### What you will do
Restate all data exactly. No images.

### Items from an interface collection
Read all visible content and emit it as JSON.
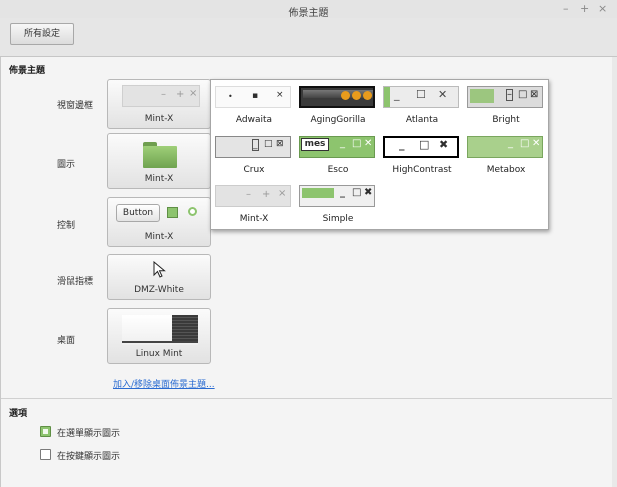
{
  "window": {
    "title": "佈景主題",
    "minimize": "–",
    "maximize": "+",
    "close": "×"
  },
  "toolbar": {
    "all_settings": "所有設定"
  },
  "themes_section": {
    "title": "佈景主題",
    "rows": [
      {
        "label": "視窗邊框",
        "value": "Mint-X"
      },
      {
        "label": "圖示",
        "value": "Mint-X"
      },
      {
        "label": "控制",
        "value": "Mint-X"
      },
      {
        "label": "滑鼠指標",
        "value": "DMZ-White"
      },
      {
        "label": "桌面",
        "value": "Linux Mint"
      }
    ],
    "controls_preview": {
      "button_label": "Button"
    },
    "add_remove_link": "加入/移除桌面佈景主題..."
  },
  "options_section": {
    "title": "選項",
    "items": [
      {
        "label": "在選單顯示圖示",
        "checked": true
      },
      {
        "label": "在按鍵顯示圖示",
        "checked": false
      }
    ]
  },
  "popup": {
    "themes": [
      "Adwaita",
      "AgingGorilla",
      "Atlanta",
      "Bright",
      "Crux",
      "Esco",
      "HighContrast",
      "Metabox",
      "Mint-X",
      "Simple"
    ],
    "esco_preview_text": "mes"
  },
  "glyphs": {
    "dash": "–",
    "plus": "+",
    "times": "×",
    "dot": "•",
    "small_square": "▪",
    "underscore": "_",
    "square": "☐",
    "x": "✕",
    "heavy_x": "✖",
    "box_x": "⊠",
    "box": "□"
  },
  "colors": {
    "accent": "#8dc46e",
    "link": "#2a6bd1",
    "popup_bg": "#ffffff",
    "content_bg": "#f4f4f4"
  }
}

### Exercise answer
Read all visible content and emit it as JSON.
{
  "window": {
    "title": "佈景主題",
    "minimize": "–",
    "maximize": "+",
    "close": "×"
  },
  "toolbar": {
    "all_settings": "所有設定"
  },
  "themes_section": {
    "title": "佈景主題",
    "rows": [
      {
        "label": "視窗邊框",
        "value": "Mint-X"
      },
      {
        "label": "圖示",
        "value": "Mint-X"
      },
      {
        "label": "控制",
        "value": "Mint-X"
      },
      {
        "label": "滑鼠指標",
        "value": "DMZ-White"
      },
      {
        "label": "桌面",
        "value": "Linux Mint"
      }
    ],
    "controls_preview": {
      "button_label": "Button"
    },
    "add_remove_link": "加入/移除桌面佈景主題..."
  },
  "options_section": {
    "title": "選項",
    "items": [
      {
        "label": "在選單顯示圖示",
        "checked": true
      },
      {
        "label": "在按鍵顯示圖示",
        "checked": false
      }
    ]
  },
  "popup": {
    "themes": [
      "Adwaita",
      "AgingGorilla",
      "Atlanta",
      "Bright",
      "Crux",
      "Esco",
      "HighContrast",
      "Metabox",
      "Mint-X",
      "Simple"
    ],
    "esco_preview_text": "mes"
  },
  "glyphs": {
    "dash": "–",
    "plus": "+",
    "times": "×",
    "dot": "•",
    "small_square": "▪",
    "underscore": "_",
    "square": "☐",
    "x": "✕",
    "heavy_x": "✖",
    "box_x": "⊠",
    "box": "□"
  },
  "colors": {
    "accent": "#8dc46e",
    "link": "#2a6bd1",
    "popup_bg": "#ffffff",
    "content_bg": "#f4f4f4"
  }
}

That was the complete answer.